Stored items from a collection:
★ ★ ★
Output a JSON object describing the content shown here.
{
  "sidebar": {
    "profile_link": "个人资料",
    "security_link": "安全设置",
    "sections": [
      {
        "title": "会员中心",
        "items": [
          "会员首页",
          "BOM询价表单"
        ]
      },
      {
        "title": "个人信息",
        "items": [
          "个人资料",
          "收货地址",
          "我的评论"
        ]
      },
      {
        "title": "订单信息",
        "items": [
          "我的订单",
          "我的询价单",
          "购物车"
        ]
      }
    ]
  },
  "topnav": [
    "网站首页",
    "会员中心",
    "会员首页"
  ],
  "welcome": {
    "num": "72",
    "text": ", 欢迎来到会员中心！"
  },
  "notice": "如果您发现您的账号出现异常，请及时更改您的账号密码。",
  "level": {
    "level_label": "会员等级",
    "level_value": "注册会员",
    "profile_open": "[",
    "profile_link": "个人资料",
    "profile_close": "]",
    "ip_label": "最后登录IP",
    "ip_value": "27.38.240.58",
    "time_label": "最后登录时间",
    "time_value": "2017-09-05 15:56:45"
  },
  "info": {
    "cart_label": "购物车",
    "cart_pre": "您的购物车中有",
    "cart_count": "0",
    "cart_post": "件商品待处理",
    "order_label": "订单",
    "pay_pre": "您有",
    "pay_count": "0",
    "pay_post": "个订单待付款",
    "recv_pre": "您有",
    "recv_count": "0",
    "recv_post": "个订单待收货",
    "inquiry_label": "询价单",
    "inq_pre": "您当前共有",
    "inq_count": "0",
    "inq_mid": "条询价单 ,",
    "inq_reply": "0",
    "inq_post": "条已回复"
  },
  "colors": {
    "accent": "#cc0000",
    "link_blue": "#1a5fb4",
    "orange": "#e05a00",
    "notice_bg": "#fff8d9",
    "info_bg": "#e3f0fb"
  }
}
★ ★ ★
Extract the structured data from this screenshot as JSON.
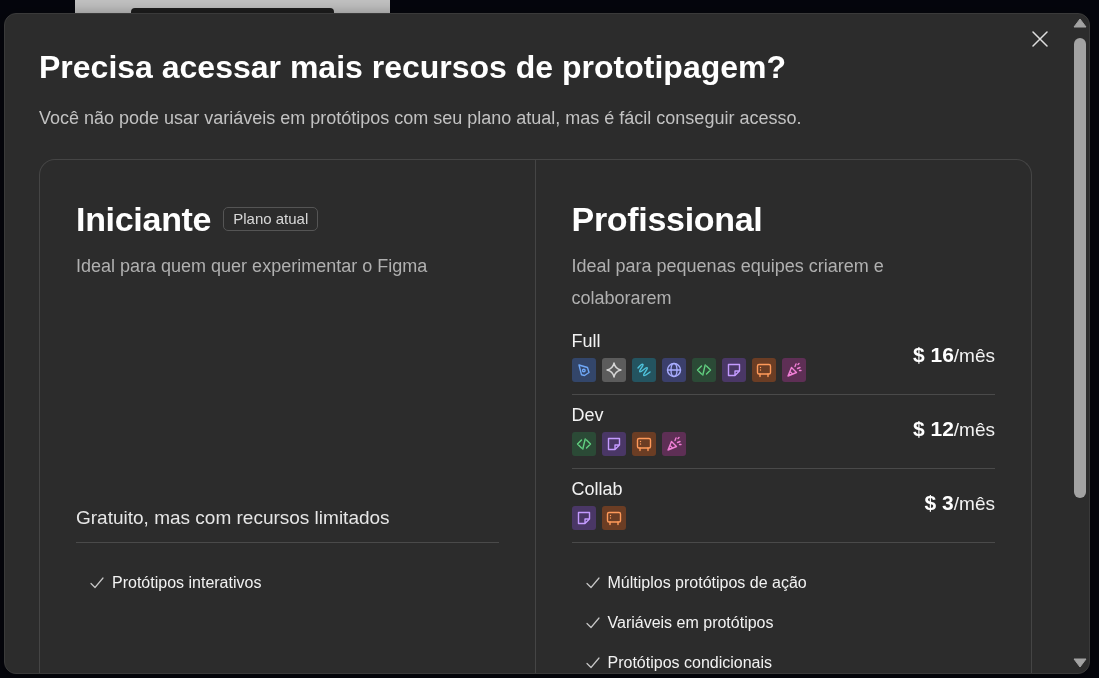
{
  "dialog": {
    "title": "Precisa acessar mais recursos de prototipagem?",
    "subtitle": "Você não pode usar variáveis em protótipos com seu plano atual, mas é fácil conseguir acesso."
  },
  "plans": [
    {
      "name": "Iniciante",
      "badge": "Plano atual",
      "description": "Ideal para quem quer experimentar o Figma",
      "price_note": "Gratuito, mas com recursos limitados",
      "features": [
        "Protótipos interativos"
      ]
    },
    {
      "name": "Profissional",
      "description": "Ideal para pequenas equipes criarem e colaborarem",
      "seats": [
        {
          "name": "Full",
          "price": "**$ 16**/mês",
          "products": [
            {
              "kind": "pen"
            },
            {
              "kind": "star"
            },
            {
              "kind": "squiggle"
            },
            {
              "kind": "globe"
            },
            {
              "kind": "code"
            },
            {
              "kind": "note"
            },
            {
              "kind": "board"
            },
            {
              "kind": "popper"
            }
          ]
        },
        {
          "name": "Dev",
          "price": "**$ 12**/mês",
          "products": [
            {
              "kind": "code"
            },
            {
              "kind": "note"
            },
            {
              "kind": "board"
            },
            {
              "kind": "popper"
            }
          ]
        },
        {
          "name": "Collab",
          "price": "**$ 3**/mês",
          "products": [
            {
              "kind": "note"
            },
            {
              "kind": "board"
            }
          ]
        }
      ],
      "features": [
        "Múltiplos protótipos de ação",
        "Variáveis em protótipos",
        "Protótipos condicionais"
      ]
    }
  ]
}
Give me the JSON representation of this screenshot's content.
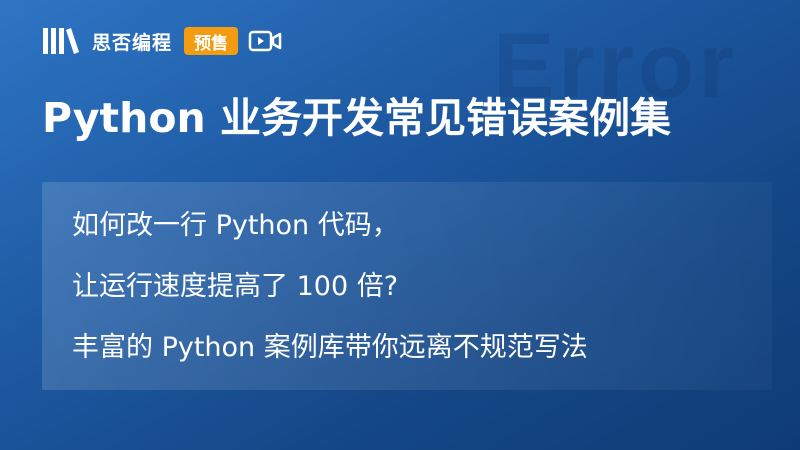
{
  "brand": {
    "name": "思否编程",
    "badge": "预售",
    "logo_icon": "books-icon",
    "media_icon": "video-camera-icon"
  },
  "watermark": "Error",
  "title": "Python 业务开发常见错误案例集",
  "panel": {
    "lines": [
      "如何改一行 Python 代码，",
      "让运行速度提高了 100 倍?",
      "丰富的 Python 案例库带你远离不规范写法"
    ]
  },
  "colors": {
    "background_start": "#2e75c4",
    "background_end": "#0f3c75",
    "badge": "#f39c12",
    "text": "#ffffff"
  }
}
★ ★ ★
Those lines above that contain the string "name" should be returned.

» EXERCISE RESULT
      "name": "Iniciante",
      "name": "Profissional",
          "name": "Full",
          "name": "Dev",
          "name": "Collab",
    "name": "思否编程",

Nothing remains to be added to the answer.